Some 115 people are missing and feared to have drowned after Libyan coast guard and local fishermen rescued 134 in a boat that capsized in the Mediterranean near Komas, east of Tripoli, according to Libyan navy officials on Thursday.
The UN refugee agency, UNHCR said earlier that some 150 people possibly drowned.
"The worst Mediterranean tragedy of this year has just occurred," UNHCR head Filippo Grandi wrote in a tweet.
The worst Mediterranean tragedy of this year has just occurred. Restoring rescue at sea, ending refugee+migrant detention in Libya, increasing safe pathways out of Libya must happen NOW, before it is too late for many more desperate people. https://t.co/XuZJpDtZfv
According to Libyan Navy spokesman Ayoub Qassem, there were 250 people aboard the wooden boat, mainly from Eritrea and other sub-Saharan African countries, as well as Arab countries.
People from all over the African continent and the Arab world aim for Libya in order to travel across the Mediterranean to reach Europe.

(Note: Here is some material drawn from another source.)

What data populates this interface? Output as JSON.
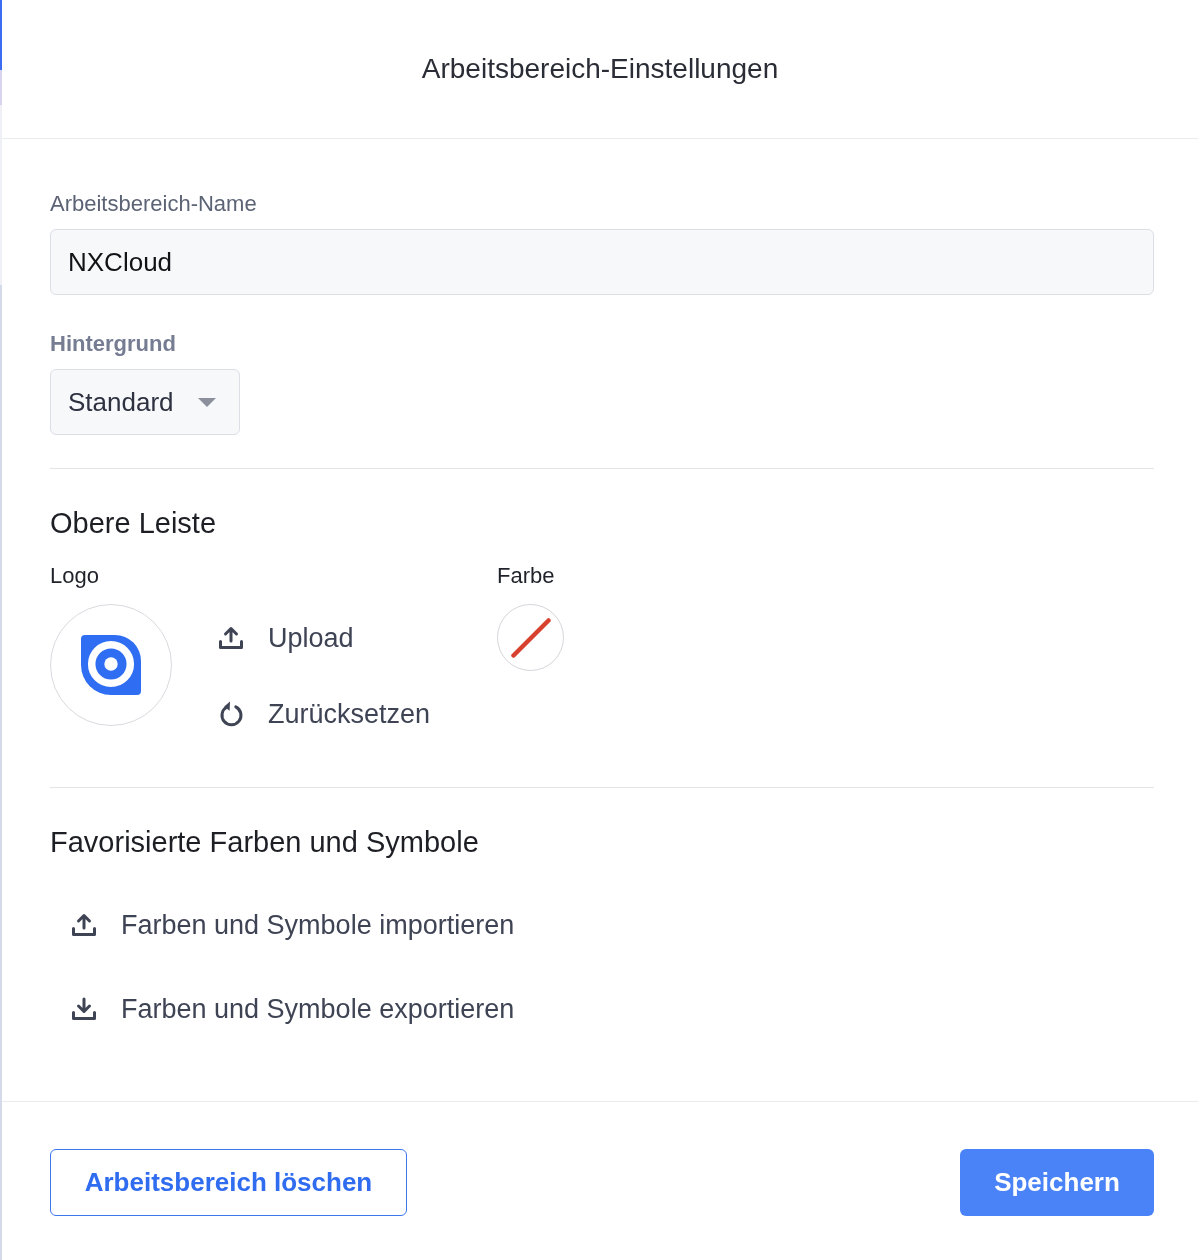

This shipwreck brings the total of drowned migrant to more than 600 this year, according to spokesman Charlie Yaxley.
"Until we address the reasons why people take these dangerous boat journeys, sadly, this is unlikely to be the last tragedy like this that we see," he said.

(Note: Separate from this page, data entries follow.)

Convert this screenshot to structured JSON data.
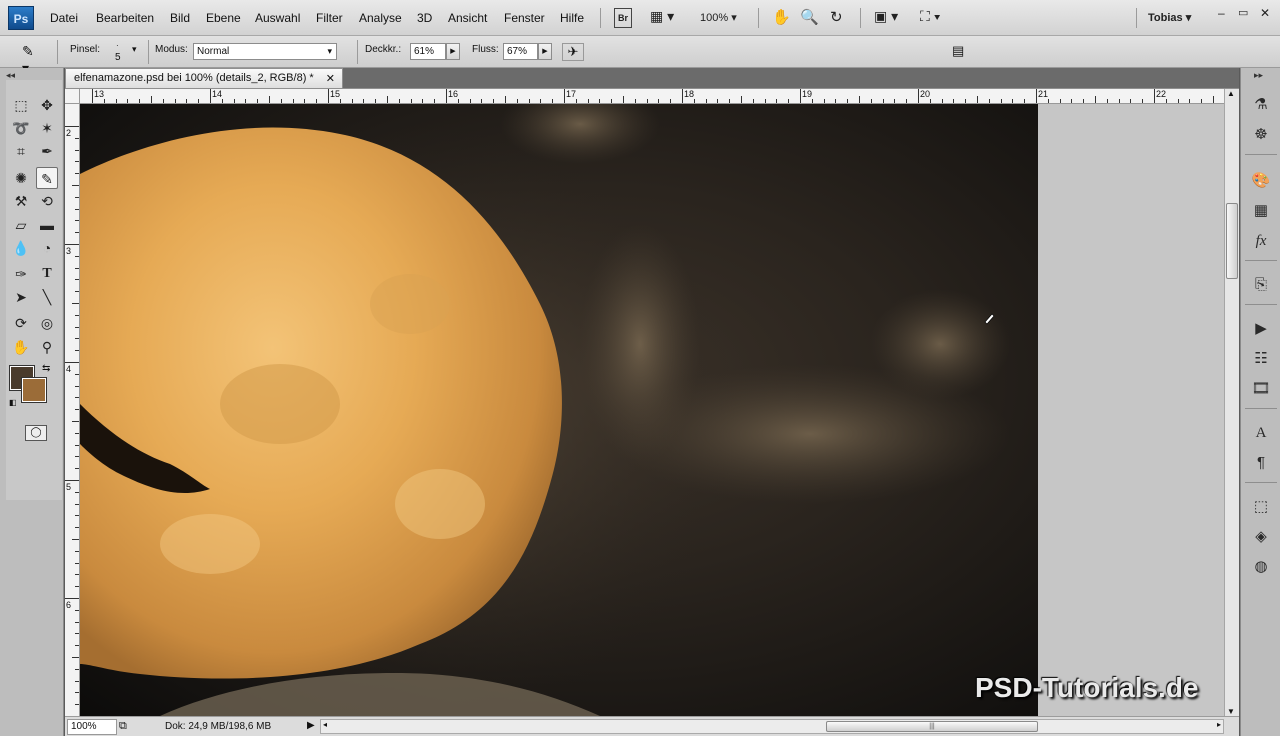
{
  "app": {
    "logo": "Ps"
  },
  "menu": [
    "Datei",
    "Bearbeiten",
    "Bild",
    "Ebene",
    "Auswahl",
    "Filter",
    "Analyse",
    "3D",
    "Ansicht",
    "Fenster",
    "Hilfe"
  ],
  "menubar": {
    "bridge": "Br",
    "zoom": "100%",
    "user": "Tobias"
  },
  "options": {
    "brush_label": "Pinsel:",
    "brush_size": "5",
    "mode_label": "Modus:",
    "mode_value": "Normal",
    "opacity_label": "Deckkr.:",
    "opacity_value": "61%",
    "flow_label": "Fluss:",
    "flow_value": "67%"
  },
  "document": {
    "tab_title": "elfenamazone.psd bei 100% (details_2, RGB/8) *",
    "ruler_top": [
      "13",
      "14",
      "15",
      "16",
      "17",
      "18",
      "19",
      "20",
      "21",
      "22"
    ],
    "ruler_left": [
      "2",
      "3",
      "4",
      "5",
      "6"
    ],
    "moon_color": "#e6aa55"
  },
  "status": {
    "zoom": "100%",
    "doc_info": "Dok: 24,9 MB/198,6 MB"
  },
  "watermark": "PSD-Tutorials.de",
  "colors": {
    "foreground": "#4a3b2c",
    "background": "#9b6c38"
  }
}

He added that those who were rescued will be put in dangerous migrant detention centers in Libya and called for them not to be housed there.

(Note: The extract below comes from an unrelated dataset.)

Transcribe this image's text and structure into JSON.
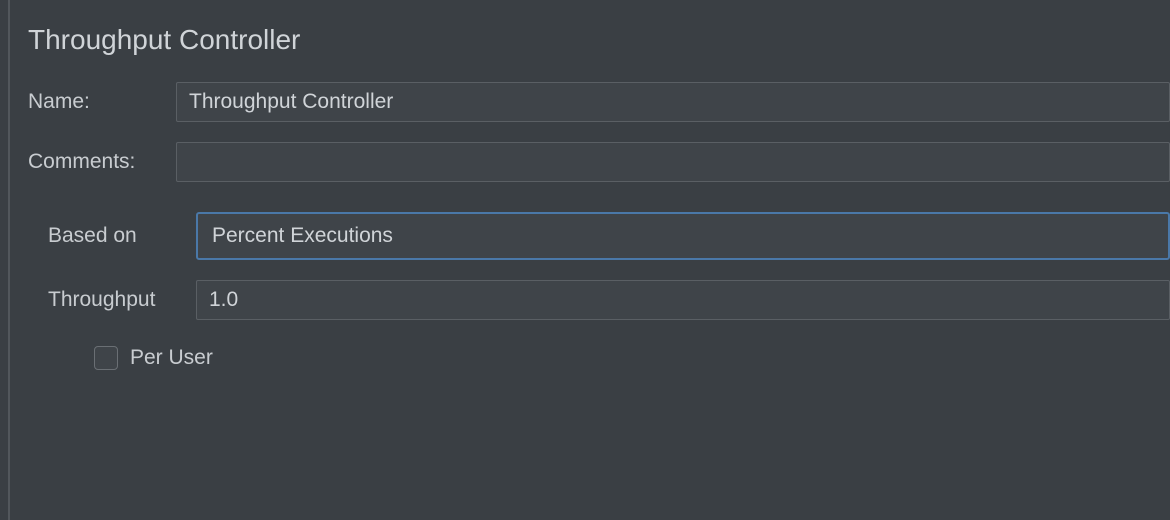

"We know that inside these detention centres there's insufficient food, water, often unsanitary conditions, there have been widespread reports of human rights violations taking place," he said.
One detention centre was bombed earlier in July, killing more than 50 people inside. UNHCR said it has been closed, but those who are rescued by the sea are still sent there.
Politicians in the European Union have been accused of not dealing with the situation preferring to let people die as slaves or in inhumane conditions instead of dealing with the immigration issue.
More than one million refugees and migrants came to Europe in 2015.